- _DIRECTIONS_:
Only a number is expected: how many lines in the entries that follow contain the word "Shell"?

***** RECORDS FOR THE EXERCISE *****

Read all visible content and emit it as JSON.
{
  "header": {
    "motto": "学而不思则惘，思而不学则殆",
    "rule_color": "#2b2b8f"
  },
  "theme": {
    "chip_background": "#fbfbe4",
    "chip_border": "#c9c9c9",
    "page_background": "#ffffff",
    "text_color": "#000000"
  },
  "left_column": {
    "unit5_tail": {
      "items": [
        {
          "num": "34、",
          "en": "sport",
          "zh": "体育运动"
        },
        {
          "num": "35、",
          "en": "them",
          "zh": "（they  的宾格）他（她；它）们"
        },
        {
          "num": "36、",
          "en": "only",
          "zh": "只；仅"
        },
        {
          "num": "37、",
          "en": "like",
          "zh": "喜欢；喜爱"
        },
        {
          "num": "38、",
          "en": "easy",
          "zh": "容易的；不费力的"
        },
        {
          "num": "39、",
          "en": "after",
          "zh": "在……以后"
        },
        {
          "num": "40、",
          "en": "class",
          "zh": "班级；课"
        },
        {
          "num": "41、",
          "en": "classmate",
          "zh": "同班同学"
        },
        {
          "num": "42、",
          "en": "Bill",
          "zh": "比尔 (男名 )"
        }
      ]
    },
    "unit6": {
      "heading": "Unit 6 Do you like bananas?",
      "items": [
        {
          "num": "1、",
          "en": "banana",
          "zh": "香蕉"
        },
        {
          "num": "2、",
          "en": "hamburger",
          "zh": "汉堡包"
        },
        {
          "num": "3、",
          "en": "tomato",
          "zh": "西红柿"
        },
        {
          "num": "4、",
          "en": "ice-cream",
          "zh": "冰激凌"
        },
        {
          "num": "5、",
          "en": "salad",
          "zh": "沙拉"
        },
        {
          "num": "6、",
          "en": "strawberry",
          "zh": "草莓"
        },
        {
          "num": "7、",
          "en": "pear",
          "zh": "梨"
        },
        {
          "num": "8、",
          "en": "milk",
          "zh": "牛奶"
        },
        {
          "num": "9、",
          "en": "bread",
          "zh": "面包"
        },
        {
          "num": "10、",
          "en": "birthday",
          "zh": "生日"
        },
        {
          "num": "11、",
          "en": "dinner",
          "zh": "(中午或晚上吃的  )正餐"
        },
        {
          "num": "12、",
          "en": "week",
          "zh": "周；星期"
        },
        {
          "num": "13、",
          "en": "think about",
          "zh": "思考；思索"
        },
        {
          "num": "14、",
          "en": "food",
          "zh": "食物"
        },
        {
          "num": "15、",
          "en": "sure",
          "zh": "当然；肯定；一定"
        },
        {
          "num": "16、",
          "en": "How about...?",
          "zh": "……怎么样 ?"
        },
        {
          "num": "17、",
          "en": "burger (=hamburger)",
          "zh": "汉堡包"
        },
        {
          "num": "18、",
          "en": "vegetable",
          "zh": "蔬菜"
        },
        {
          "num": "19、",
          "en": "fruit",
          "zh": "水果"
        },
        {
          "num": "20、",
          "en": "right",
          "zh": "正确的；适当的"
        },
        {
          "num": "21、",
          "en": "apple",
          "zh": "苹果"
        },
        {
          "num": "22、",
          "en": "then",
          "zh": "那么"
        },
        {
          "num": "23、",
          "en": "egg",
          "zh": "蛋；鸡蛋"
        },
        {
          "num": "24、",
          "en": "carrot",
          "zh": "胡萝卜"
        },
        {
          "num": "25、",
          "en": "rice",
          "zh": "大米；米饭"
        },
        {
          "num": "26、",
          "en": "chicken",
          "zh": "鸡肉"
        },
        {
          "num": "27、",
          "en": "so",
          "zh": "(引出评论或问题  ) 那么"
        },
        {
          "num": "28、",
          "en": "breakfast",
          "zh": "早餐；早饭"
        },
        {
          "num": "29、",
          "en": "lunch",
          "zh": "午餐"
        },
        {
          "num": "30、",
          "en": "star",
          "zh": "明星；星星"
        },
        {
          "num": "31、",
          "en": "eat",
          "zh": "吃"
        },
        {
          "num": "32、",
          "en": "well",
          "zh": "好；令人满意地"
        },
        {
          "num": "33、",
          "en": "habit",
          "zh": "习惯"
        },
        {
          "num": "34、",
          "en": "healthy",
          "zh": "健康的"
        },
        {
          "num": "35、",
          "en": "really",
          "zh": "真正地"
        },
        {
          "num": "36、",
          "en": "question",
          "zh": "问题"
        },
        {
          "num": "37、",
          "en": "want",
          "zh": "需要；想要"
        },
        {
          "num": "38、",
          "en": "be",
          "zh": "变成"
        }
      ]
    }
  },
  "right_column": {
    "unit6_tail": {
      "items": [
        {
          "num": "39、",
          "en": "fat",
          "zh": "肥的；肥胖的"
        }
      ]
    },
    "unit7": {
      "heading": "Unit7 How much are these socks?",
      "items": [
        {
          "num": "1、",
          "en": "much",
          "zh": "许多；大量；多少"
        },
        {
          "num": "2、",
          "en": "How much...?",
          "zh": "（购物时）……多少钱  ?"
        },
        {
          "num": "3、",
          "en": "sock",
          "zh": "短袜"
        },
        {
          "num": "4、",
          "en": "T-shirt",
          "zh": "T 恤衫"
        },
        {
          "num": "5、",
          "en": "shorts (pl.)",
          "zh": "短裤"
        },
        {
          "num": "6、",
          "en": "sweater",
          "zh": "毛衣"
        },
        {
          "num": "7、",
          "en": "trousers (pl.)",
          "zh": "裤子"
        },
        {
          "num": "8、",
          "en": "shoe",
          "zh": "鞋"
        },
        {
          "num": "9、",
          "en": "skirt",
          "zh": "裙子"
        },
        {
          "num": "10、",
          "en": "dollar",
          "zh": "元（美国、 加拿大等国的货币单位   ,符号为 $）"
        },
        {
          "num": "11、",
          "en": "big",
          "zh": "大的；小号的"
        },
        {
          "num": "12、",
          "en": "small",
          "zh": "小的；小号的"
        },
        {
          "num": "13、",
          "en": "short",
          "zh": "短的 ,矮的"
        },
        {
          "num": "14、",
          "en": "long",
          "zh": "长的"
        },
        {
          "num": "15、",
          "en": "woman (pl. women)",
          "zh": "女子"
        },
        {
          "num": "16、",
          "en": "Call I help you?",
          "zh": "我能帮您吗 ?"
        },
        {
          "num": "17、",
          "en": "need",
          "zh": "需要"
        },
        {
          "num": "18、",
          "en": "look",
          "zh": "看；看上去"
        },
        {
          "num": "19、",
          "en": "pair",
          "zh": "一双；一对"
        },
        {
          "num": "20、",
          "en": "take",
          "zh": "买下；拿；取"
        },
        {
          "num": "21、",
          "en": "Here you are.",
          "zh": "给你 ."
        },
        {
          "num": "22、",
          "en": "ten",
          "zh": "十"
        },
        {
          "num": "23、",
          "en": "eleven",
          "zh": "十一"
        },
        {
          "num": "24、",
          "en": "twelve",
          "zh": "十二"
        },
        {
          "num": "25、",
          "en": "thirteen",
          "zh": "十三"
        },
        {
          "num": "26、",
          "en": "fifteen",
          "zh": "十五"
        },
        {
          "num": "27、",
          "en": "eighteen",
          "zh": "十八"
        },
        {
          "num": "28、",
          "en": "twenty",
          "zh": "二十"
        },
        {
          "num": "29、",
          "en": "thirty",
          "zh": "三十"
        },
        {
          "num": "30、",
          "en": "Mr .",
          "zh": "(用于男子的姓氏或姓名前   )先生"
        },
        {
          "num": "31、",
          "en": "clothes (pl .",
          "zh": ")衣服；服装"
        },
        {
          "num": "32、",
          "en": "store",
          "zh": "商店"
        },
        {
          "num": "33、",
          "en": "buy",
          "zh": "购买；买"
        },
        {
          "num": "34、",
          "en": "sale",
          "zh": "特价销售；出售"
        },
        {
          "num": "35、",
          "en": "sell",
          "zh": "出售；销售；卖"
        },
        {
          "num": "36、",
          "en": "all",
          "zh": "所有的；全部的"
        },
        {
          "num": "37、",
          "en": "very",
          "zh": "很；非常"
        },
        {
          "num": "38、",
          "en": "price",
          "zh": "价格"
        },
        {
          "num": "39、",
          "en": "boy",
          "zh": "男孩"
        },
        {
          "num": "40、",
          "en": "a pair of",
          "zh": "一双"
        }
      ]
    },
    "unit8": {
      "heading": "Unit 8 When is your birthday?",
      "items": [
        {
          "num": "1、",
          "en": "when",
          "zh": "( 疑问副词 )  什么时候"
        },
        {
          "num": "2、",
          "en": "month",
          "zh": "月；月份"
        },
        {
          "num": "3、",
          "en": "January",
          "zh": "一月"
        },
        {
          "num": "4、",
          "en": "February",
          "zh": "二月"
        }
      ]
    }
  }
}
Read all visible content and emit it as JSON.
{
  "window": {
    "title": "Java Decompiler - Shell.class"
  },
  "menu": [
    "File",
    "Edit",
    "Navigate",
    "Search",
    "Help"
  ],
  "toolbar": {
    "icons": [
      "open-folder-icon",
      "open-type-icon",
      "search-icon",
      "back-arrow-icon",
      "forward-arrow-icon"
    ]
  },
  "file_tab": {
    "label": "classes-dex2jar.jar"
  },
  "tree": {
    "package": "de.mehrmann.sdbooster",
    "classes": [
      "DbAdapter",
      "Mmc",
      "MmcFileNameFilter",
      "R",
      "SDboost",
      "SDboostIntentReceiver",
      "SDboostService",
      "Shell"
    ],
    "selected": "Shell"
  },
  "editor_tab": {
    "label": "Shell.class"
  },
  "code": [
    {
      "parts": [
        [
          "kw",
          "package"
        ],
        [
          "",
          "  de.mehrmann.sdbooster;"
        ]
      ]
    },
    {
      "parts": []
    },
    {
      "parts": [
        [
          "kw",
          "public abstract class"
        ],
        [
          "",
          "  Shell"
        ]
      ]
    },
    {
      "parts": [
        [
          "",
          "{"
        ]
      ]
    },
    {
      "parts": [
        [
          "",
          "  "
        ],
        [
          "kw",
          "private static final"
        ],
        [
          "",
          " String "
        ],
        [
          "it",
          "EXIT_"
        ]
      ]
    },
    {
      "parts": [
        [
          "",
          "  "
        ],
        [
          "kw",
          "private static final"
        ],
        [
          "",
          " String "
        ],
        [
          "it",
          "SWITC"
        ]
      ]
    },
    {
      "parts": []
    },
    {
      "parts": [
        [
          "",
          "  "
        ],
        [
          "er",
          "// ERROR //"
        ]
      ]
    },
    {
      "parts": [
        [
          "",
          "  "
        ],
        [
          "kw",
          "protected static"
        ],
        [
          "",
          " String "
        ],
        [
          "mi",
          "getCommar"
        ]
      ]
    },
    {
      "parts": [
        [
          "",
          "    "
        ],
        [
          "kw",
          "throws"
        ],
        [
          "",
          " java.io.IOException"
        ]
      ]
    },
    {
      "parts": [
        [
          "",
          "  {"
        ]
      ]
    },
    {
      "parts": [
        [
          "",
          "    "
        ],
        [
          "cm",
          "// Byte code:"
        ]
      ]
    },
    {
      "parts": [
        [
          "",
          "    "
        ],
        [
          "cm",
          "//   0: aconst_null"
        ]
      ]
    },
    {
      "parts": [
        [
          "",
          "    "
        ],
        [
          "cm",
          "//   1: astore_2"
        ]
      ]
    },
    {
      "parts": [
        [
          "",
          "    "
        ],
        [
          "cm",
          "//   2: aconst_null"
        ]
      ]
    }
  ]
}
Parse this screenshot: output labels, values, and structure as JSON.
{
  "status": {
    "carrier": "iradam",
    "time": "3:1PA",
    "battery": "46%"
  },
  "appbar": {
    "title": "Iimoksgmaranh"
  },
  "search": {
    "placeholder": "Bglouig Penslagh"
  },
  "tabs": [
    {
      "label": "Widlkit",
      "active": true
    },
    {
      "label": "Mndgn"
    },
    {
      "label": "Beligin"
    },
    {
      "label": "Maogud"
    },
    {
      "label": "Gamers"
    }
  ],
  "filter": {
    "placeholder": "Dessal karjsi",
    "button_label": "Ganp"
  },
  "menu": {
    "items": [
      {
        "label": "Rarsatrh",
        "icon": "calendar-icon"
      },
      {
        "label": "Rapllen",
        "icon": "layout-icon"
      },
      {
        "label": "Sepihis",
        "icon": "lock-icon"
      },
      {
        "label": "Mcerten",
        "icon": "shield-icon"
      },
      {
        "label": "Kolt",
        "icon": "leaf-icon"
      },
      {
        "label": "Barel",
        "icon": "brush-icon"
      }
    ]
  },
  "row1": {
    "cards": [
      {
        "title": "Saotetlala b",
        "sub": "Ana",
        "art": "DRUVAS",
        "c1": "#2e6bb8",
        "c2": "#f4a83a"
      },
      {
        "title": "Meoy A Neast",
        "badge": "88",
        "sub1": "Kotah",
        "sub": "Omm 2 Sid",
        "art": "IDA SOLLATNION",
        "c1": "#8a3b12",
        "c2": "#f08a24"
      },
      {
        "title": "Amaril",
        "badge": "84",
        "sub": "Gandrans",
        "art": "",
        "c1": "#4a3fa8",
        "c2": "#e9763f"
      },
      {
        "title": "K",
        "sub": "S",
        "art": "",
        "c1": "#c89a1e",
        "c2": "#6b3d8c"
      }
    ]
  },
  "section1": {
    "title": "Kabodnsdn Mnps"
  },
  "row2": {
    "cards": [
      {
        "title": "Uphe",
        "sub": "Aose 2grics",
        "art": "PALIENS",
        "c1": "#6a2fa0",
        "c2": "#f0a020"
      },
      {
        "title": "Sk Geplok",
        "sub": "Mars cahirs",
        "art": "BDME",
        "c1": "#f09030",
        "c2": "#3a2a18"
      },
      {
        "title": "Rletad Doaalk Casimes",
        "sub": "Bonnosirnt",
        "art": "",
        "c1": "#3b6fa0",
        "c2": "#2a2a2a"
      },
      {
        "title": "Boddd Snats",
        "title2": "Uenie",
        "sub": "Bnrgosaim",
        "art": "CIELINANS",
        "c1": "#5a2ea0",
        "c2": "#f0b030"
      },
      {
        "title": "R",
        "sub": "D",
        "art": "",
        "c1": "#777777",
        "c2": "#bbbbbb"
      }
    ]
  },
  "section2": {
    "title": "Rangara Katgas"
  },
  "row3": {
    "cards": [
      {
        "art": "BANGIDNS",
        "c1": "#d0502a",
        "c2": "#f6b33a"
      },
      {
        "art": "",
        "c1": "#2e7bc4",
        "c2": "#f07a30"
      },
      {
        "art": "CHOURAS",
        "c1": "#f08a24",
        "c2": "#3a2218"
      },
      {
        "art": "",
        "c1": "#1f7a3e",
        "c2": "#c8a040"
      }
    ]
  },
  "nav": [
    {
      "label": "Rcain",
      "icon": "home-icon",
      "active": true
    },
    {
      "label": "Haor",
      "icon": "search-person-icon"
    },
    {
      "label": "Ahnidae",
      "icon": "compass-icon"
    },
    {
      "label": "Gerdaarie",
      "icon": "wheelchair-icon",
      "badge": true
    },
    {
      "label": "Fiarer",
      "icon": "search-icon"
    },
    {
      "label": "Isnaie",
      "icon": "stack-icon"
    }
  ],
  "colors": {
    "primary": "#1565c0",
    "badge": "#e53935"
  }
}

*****

- _RESPONSE TO THE EXERCISE_:
5